Trump Plans To Nominate Amy Coney Barrett To Supreme Court: ReportsBREAKING: Multiple outlets are reporting that Trump will pick the 48-year-old U.S. appeals court judge to replace the late Justice Ruth Bader Ginsburg. Will she be the first female justice to wear red robes and a white cap? 🙄 Like so many of Trump’s nominees to lifetime federal court seats, Barrett is a member of the Federalist Society, ...have records of being hostile toward abortion rights, LGBTQ rights and voting rights.

Who Is Judge Amy Coney Barrett, Trump’s Expected Supreme Court Pick?Judge Amy Coney Barrett, President Trump’s expected Supreme Court pick, has shared — in her own words — how she thinks justices should approach hot-button social issues. WSJ’s Jason Bellini reports. Photo: Robert Franklin/South Bend Tribune via AP SpeakerPelosi is gonna blow some circuit breakers! 😂 Trump2020 She's literally worse than Clarence Thomas... Just more lies like Brett lol

What Amy Coney Barrett’s Supreme Court Nomination Would Mean For ObamacareTrump’s expected court pick has criticized the Affordable Care Act, and a new lawsuit threatens coverage for many millions obvs it meas So Baptists no longer think Pope is Anti Christ. 6 of 9 will be Catholic. 'SLAY KWEEN!' Am I doing that right?

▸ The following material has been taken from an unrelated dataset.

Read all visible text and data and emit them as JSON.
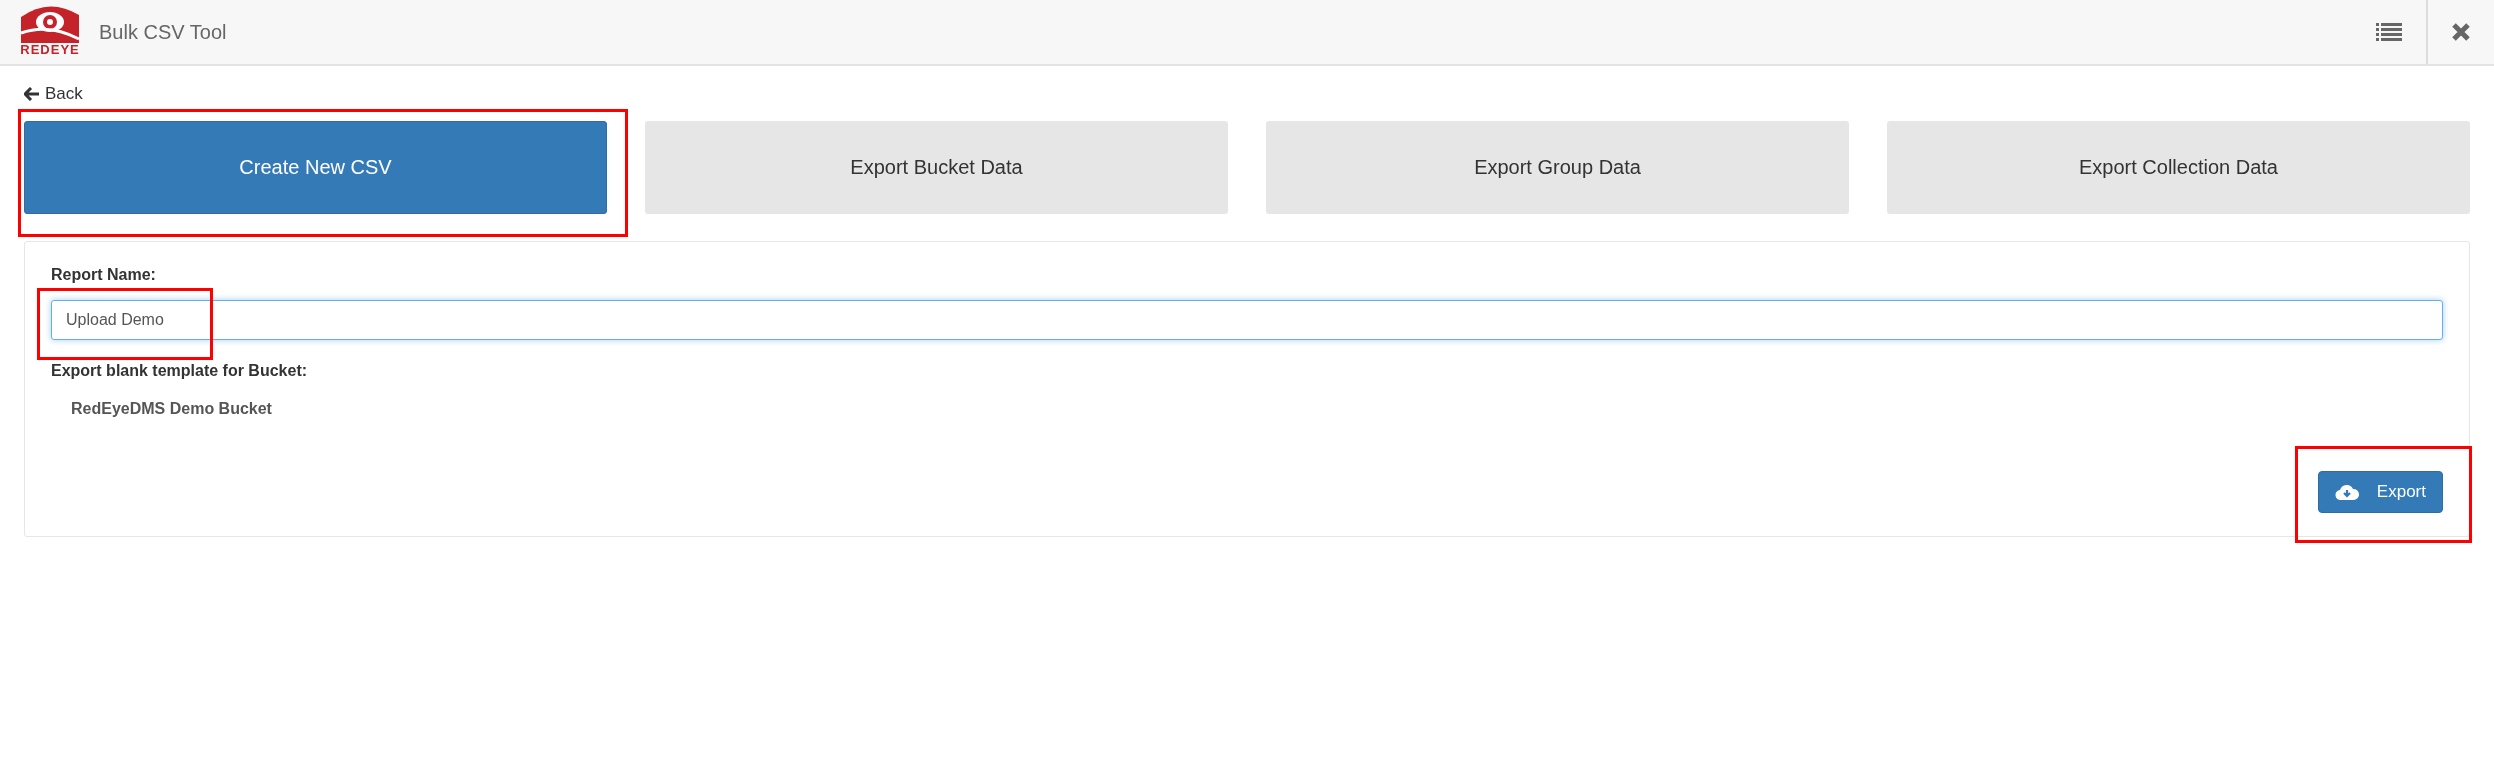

Trump Plans To Nominate Amy Coney Barrett To Supreme Court: ReportsThe 48-year-old U.S. appeals court judge is a favorite of social conservatives to replace the late Justice Ruth Bader Ginsburg. P.S. to Amy Coney Barrett I figured that out after the 30th Tweet about it. Let's hope she can stay awake, unlike her predecessor.